- [AIM OF THE TASK] Copy the records out again in full, keeping them identical.

--- AVAILABLE RECORDS Enclosed Below ---

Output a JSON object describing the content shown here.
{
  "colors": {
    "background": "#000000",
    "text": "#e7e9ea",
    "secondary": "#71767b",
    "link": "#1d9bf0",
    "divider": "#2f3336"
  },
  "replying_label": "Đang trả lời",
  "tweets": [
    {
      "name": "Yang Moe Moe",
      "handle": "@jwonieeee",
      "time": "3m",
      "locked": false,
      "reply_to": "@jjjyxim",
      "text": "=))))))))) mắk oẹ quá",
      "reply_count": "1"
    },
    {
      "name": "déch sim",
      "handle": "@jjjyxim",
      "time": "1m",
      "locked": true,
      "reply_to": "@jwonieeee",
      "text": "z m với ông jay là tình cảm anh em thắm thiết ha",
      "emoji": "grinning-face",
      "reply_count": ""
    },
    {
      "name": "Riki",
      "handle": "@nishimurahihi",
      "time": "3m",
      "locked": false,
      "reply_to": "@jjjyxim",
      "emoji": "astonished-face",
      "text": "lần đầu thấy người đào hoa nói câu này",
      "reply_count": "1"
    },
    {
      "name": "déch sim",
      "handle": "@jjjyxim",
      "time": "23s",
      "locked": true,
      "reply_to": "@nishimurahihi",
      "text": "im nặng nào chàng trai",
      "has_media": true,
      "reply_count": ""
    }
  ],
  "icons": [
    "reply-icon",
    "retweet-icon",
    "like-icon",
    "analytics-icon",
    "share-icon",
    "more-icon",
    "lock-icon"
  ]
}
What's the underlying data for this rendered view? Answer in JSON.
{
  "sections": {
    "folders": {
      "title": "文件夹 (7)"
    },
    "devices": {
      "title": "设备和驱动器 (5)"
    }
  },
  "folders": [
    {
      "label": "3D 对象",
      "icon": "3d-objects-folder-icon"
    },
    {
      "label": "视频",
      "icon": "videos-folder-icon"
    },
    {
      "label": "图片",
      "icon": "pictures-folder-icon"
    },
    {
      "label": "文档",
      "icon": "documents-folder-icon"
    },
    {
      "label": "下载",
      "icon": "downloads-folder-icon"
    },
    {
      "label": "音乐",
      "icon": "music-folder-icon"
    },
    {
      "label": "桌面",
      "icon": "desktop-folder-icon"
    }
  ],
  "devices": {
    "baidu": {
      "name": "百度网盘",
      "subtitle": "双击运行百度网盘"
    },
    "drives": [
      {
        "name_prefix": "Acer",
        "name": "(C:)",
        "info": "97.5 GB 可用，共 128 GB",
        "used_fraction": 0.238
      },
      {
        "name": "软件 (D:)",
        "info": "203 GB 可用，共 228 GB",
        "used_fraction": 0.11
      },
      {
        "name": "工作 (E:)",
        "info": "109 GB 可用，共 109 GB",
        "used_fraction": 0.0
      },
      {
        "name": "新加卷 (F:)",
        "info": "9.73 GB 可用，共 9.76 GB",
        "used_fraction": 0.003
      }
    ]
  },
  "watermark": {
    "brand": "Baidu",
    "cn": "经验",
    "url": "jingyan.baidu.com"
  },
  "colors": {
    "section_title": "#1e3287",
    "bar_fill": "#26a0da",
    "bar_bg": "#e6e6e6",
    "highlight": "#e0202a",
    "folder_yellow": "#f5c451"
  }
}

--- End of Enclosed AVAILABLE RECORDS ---

- [WRITTEN SOLUTION]
Output a JSON object describing the content shown here.
{
  "colors": {
    "background": "#000000",
    "text": "#e7e9ea",
    "secondary": "#71767b",
    "link": "#1d9bf0",
    "divider": "#2f3336"
  },
  "replying_label": "Đang trả lời",
  "tweets": [
    {
      "name": "Yang Moe Moe",
      "handle": "@jwonieeee",
      "time": "3m",
      "locked": false,
      "reply_to": "@jjjyxim",
      "text": "=))))))))) mắk oẹ quá",
      "reply_count": "1"
    },
    {
      "name": "déch sim",
      "handle": "@jjjyxim",
      "time": "1m",
      "locked": true,
      "reply_to": "@jwonieeee",
      "text": "z m với ông jay là tình cảm anh em thắm thiết ha",
      "emoji": "grinning-face",
      "reply_count": ""
    },
    {
      "name": "Riki",
      "handle": "@nishimurahihi",
      "time": "3m",
      "locked": false,
      "reply_to": "@jjjyxim",
      "emoji": "astonished-face",
      "text": "lần đầu thấy người đào hoa nói câu này",
      "reply_count": "1"
    },
    {
      "name": "déch sim",
      "handle": "@jjjyxim",
      "time": "23s",
      "locked": true,
      "reply_to": "@nishimurahihi",
      "text": "im nặng nào chàng trai",
      "has_media": true,
      "reply_count": ""
    }
  ],
  "icons": [
    "reply-icon",
    "retweet-icon",
    "like-icon",
    "analytics-icon",
    "share-icon",
    "more-icon",
    "lock-icon"
  ]
}
What's the underlying data for this rendered view? Answer in JSON.
{
  "sections": {
    "folders": {
      "title": "文件夹 (7)"
    },
    "devices": {
      "title": "设备和驱动器 (5)"
    }
  },
  "folders": [
    {
      "label": "3D 对象",
      "icon": "3d-objects-folder-icon"
    },
    {
      "label": "视频",
      "icon": "videos-folder-icon"
    },
    {
      "label": "图片",
      "icon": "pictures-folder-icon"
    },
    {
      "label": "文档",
      "icon": "documents-folder-icon"
    },
    {
      "label": "下载",
      "icon": "downloads-folder-icon"
    },
    {
      "label": "音乐",
      "icon": "music-folder-icon"
    },
    {
      "label": "桌面",
      "icon": "desktop-folder-icon"
    }
  ],
  "devices": {
    "baidu": {
      "name": "百度网盘",
      "subtitle": "双击运行百度网盘"
    },
    "drives": [
      {
        "name_prefix": "Acer",
        "name": "(C:)",
        "info": "97.5 GB 可用，共 128 GB",
        "used_fraction": 0.238
      },
      {
        "name": "软件 (D:)",
        "info": "203 GB 可用，共 228 GB",
        "used_fraction": 0.11
      },
      {
        "name": "工作 (E:)",
        "info": "109 GB 可用，共 109 GB",
        "used_fraction": 0.0
      },
      {
        "name": "新加卷 (F:)",
        "info": "9.73 GB 可用，共 9.76 GB",
        "used_fraction": 0.003
      }
    ]
  },
  "watermark": {
    "brand": "Baidu",
    "cn": "经验",
    "url": "jingyan.baidu.com"
  },
  "colors": {
    "section_title": "#1e3287",
    "bar_fill": "#26a0da",
    "bar_bg": "#e6e6e6",
    "highlight": "#e0202a",
    "folder_yellow": "#f5c451"
  }
}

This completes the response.